When would a patient be treated with a Gamma Knife?
The Gamma Knife is used to treat patients with certain brain conditions
Tumours, vascular abnormalities and functional targets within the brain.
The London Gamma Knife Centre at St Bartholomew’s is a unique partnership between HCA Healthcare and Barts Health NHS Trust. It uses the Leksell Gamma Knife (which in fact is not a knife at all!). It’s a state-of-the-art piece of equipment that allows surgeons to treat specific areas within the skull without making a single incision. Development of the so-called Knife began in 1968 and its refinement continues. Today there are around 500 Gamma Knife units worldwide.
How does it work?
The patient is put into a head frame to keep them still whilst multiple radiation beams are delivered from sources around the head to treat targets within the brain. The level of accuracy is better than 0.5mm, reducing the dose to and leaving nearby healthy brain tissue undamaged.

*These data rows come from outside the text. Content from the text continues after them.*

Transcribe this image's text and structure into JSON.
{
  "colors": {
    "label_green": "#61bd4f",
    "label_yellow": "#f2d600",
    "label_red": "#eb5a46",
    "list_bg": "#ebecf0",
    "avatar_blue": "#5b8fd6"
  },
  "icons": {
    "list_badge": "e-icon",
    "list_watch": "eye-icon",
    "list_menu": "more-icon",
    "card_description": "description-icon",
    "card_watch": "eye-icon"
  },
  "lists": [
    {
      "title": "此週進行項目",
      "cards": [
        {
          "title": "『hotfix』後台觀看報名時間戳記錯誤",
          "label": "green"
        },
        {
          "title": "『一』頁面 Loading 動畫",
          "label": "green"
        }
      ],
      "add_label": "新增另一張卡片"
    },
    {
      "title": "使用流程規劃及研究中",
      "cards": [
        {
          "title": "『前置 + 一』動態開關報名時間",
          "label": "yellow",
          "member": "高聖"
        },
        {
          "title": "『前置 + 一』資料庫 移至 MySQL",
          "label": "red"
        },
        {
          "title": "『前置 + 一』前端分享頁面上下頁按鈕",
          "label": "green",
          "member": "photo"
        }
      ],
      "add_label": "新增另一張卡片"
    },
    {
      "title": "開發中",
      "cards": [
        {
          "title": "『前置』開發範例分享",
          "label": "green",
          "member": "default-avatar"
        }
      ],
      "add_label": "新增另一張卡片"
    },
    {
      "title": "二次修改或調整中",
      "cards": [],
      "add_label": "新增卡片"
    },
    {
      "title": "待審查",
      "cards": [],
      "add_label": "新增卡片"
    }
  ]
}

Treatment is safe due to its accuracy. Also, the unwanted radiation dose to the rest of the body is up to 100 times less than that of competing technologies.
Average duration of treatment
Treatment is performed on a single day. Sometimes patients require overnight admission to the neurosurgical unit after treatment, but most are treated as day cases. Because of this, Gamma Knife treatment is cheaper than surgery.
There is a proven track record. Over 884,000 patients have been treated worldwide and thousands of peer-reviewed scientific articles have been published1,2,3,4
- Few post-treatment complications and rapid recovery. Most patients return to normal activity, even work, within one to three days
- Better treatment outcomes for AVMs (Arteriovenous Malformations) and acoustic neuromas than with microsurgery. For other pathologies in selected cases outcomes are at least as good as, if not better than, conventional neurosurgery and radiotherapy
- Treatment is precise and only requires a single session.
For more information
The London Gamma Knife Centre at Barts
Kenton Lucas Building,
St Bartholomew’s Hospital,
London EC1A 7BE
For General Enquiries:
Tel: +44 (0)20 3465 6006
Fax: +44 (0)20 3465 7277
- Régis J. et al., Prospective controlled trial of gamma knife surgery for essential trigeminal neuralgia. J Neurosurg. 2006 Jun;104(6):913-24.
- Hasegawa T, et al., Brain metastases treated with radiosurgery alone: an alternative to whole brain radiotherapy? Neurosurgery. 2003 Jun;52(6):1318- 26; discussion 1326.
- Mathieu D, et al., Stereotactic radiosurgery for vestibular schwannomas in patients with neurofibromatosis type 2: an analysis of tumor control, complications, and hearing preservation rates. Neurosurgery. 2007
- Ekekta.com website